0 to 108,100 in 2 seconds and it needs to appear to be increasing by 1.
Ahem, how many discrete images per second (aka frames) can the human eye see? Sorry, what you are asking is impossible due to the underlying physics. Jumping from zero to over hundred thousand in such a short time will never give the impression of things increasing by 1. Simple math: 2 seconds at 30fps is a maximum of 60 discretely visible values and 108100 divided by 60 is ~1800, so give or take a bit of fluctuating values and rounding you will at most see multiples of that value counting up the thousands.... And even assuming you meant 108.1 the math sticks - inbetween value increments would be 1.8 and you'd never see "clean" multiples of 1. You could of course fake it by adding additional rounding operations, using irregular intervals based on that and manualyl assembling the string, but this may in fact look just as weird...
As Mylenium says, you need to do a little arithmetic.
I need a number to go from 0 to 108,100 in 2 seconds and it needs to appear to be increasing by 1.
Let's say incrementing the number by one on each frame is a hard-and-fast rule:
If you are working at 23.976 frames/sec, you can only get to 47 frames in 2 seconds; 0 is the first frame.
If you are working at 25 fps, you can get to 49 frames.
If you are working at 29.97 fps, you can get to 59 frames.
If you are working at 50 fps, you can get to 99.
If you are working at 59.94 fps, you can get to 119 frames.
It's time for Plan B. Let's hope you think the new plan through a little better.
It needs to appear to be increasing by 1. Obviously it would go too fast for anyone to tell, but that was the point. I understand what you are saying, and my intention was never to have the auidence be able to clearly see each individual number.

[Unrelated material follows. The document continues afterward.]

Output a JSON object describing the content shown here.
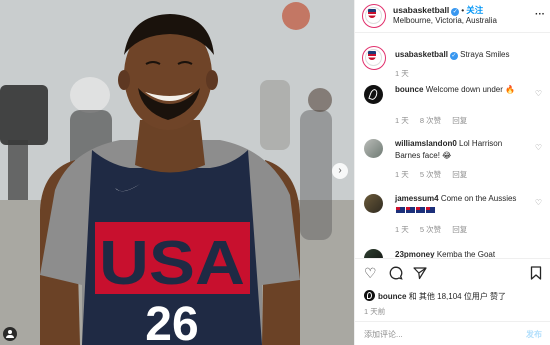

Similar to when you are getting gas and the hundreths of gallons are increasing faster than you can possibly see.
I found an expression that gets me close to the effect that I want, but not exactly. Maybe I'll add a little blur or something.

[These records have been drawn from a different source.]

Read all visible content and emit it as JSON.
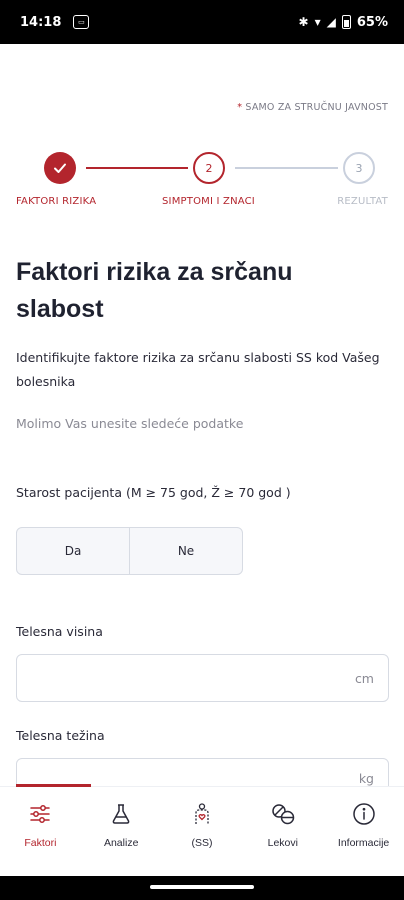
{
  "status_bar": {
    "time": "14:18",
    "sim_label": "SIM",
    "battery": "65%"
  },
  "notice": {
    "star": "*",
    "text": "SAMO ZA STRUČNU JAVNOST"
  },
  "stepper": {
    "steps": [
      {
        "number": "",
        "label": "FAKTORI RIZIKA",
        "state": "done"
      },
      {
        "number": "2",
        "label": "SIMPTOMI I ZNACI",
        "state": "current"
      },
      {
        "number": "3",
        "label": "REZULTAT",
        "state": "pending"
      }
    ]
  },
  "title": "Faktori rizika za srčanu slabost",
  "intro": "Identifikujte faktore rizika za srčanu slabosti SS kod Vašeg bolesnika",
  "hint": "Molimo Vas unesite sledeće podatke",
  "age_question": {
    "label": "Starost pacijenta (M ≥ 75 god, Ž ≥ 70 god )",
    "options": [
      "Da",
      "Ne"
    ]
  },
  "height_field": {
    "label": "Telesna visina",
    "value": "",
    "unit": "cm"
  },
  "weight_field": {
    "label": "Telesna težina",
    "value": "",
    "unit": "kg"
  },
  "bottom_nav": {
    "items": [
      {
        "label": "Faktori",
        "icon": "sliders-icon",
        "active": true
      },
      {
        "label": "Analize",
        "icon": "flask-icon",
        "active": false
      },
      {
        "label": "(SS)",
        "icon": "body-heart-icon",
        "active": false
      },
      {
        "label": "Lekovi",
        "icon": "pills-icon",
        "active": false
      },
      {
        "label": "Informacije",
        "icon": "info-icon",
        "active": false
      }
    ]
  },
  "colors": {
    "accent": "#b3252d",
    "inactive": "#c9d0dd"
  }
}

I think you're too bent on "seeing" anything. You could put a pulsating blob of random noise with heavy blur in place of the ones and tens and nobody would notice any difference.... At these speeds, it's really just a flicker and unless you build a genuine odometer there wouldn't even be motionblur. The best you can probably get is to use multiple numbers in the same place, each instance with a slight temporal offset and low opacity. This may give some good fake "ghosting"...

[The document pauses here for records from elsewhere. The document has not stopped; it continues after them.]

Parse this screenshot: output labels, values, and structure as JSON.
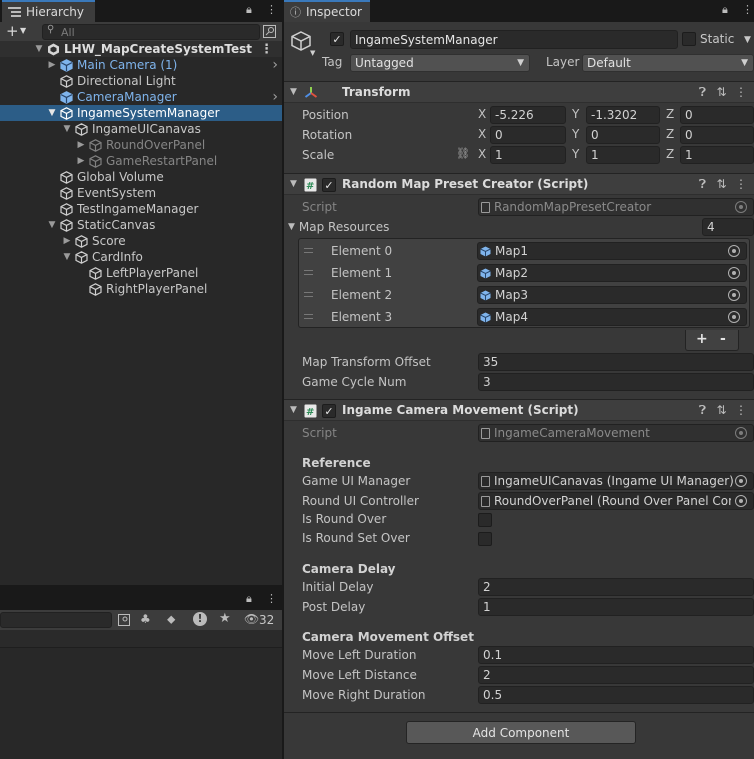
{
  "hierarchy": {
    "tab_label": "Hierarchy",
    "search_placeholder": "All",
    "scene_name": "LHW_MapCreateSystemTest",
    "items": [
      {
        "label": "Main Camera (1)"
      },
      {
        "label": "Directional Light"
      },
      {
        "label": "CameraManager"
      },
      {
        "label": "IngameSystemManager"
      },
      {
        "label": "IngameUICanavas"
      },
      {
        "label": "RoundOverPanel"
      },
      {
        "label": "GameRestartPanel"
      },
      {
        "label": "Global Volume"
      },
      {
        "label": "EventSystem"
      },
      {
        "label": "TestIngameManager"
      },
      {
        "label": "StaticCanvas"
      },
      {
        "label": "Score"
      },
      {
        "label": "CardInfo"
      },
      {
        "label": "LeftPlayerPanel"
      },
      {
        "label": "RightPlayerPanel"
      }
    ]
  },
  "bottom_panel": {
    "hidden_count": "32"
  },
  "inspector": {
    "tab_label": "Inspector",
    "object_name": "IngameSystemManager",
    "static_label": "Static",
    "tag_label": "Tag",
    "tag_value": "Untagged",
    "layer_label": "Layer",
    "layer_value": "Default",
    "transform": {
      "title": "Transform",
      "position_label": "Position",
      "rotation_label": "Rotation",
      "scale_label": "Scale",
      "axis_x": "X",
      "axis_y": "Y",
      "axis_z": "Z",
      "position": [
        "-5.226",
        "-1.3202",
        "0"
      ],
      "rotation": [
        "0",
        "0",
        "0"
      ],
      "scale": [
        "1",
        "1",
        "1"
      ]
    },
    "random_map": {
      "title": "Random Map Preset Creator (Script)",
      "script_label": "Script",
      "script_value": "RandomMapPresetCreator",
      "map_resources_label": "Map Resources",
      "map_resources_count": "4",
      "elements": [
        {
          "label": "Element 0",
          "value": "Map1"
        },
        {
          "label": "Element 1",
          "value": "Map2"
        },
        {
          "label": "Element 2",
          "value": "Map3"
        },
        {
          "label": "Element 3",
          "value": "Map4"
        }
      ],
      "add_label": "+",
      "remove_label": "-",
      "offset_label": "Map Transform Offset",
      "offset_value": "35",
      "cycle_label": "Game Cycle Num",
      "cycle_value": "3"
    },
    "camera_movement": {
      "title": "Ingame Camera Movement (Script)",
      "script_label": "Script",
      "script_value": "IngameCameraMovement",
      "reference_section": "Reference",
      "ui_manager_label": "Game UI Manager",
      "ui_manager_value": "IngameUICanavas (Ingame UI Manager)",
      "round_ui_label": "Round UI Controller",
      "round_ui_value": "RoundOverPanel (Round Over Panel Controller)",
      "is_round_over_label": "Is Round Over",
      "is_round_set_over_label": "Is Round Set Over",
      "delay_section": "Camera Delay",
      "initial_delay_label": "Initial Delay",
      "initial_delay_value": "2",
      "post_delay_label": "Post Delay",
      "post_delay_value": "1",
      "offset_section": "Camera Movement Offset",
      "move_left_duration_label": "Move Left Duration",
      "move_left_duration_value": "0.1",
      "move_left_distance_label": "Move Left Distance",
      "move_left_distance_value": "2",
      "move_right_duration_label": "Move Right Duration",
      "move_right_duration_value": "0.5"
    },
    "add_component_label": "Add Component"
  },
  "colors": {
    "selection": "#2c5d87",
    "prefab_blue": "#7fb4ec",
    "panel_bg": "#383838",
    "hierarchy_bg": "#282828"
  },
  "icons": [
    "hierarchy-icon",
    "lock-icon",
    "menu-icon",
    "plus-icon",
    "search-icon",
    "scene-icon",
    "cube-icon",
    "prefab-cube-icon",
    "inspector-icon",
    "transform-icon",
    "script-icon",
    "help-icon",
    "preset-icon",
    "kebab-icon",
    "object-picker-icon",
    "link-icon"
  ]
}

As I see it you have two options. An odometer effect and a counter effect. With either approach you'll get the best results if you use a separate expression to drive each digit and include a ramp down to bring the counter to a stop. I'd probably go for an odometer effect with directional blur applied. My approach would be to create a long thin layer with evenly spaced digits from 0 to 1, wrap that around a cylinder, then spin each digit using keyframes for the smaller digits, say the 1's to the 1000's columns, then use an expression that snapped the remaining digits into position every 36º. Maybe the 1's digits would rotate 20 times, the 10's 12, the 100's 8, the thousands 5 times. Then I'd animate the appropriate amount of directional blur for each digit and monkey with the settings until I had something that looked real. Once you had the odometer effect working I'd drop it in another comp and use a mask or a track matte to reveal only the center row of digits. You'd end up with something like this:
Here's a CS5 project to get you started. It's up to you to set some keyframes.
Thank you, that is precisely what I was looking for.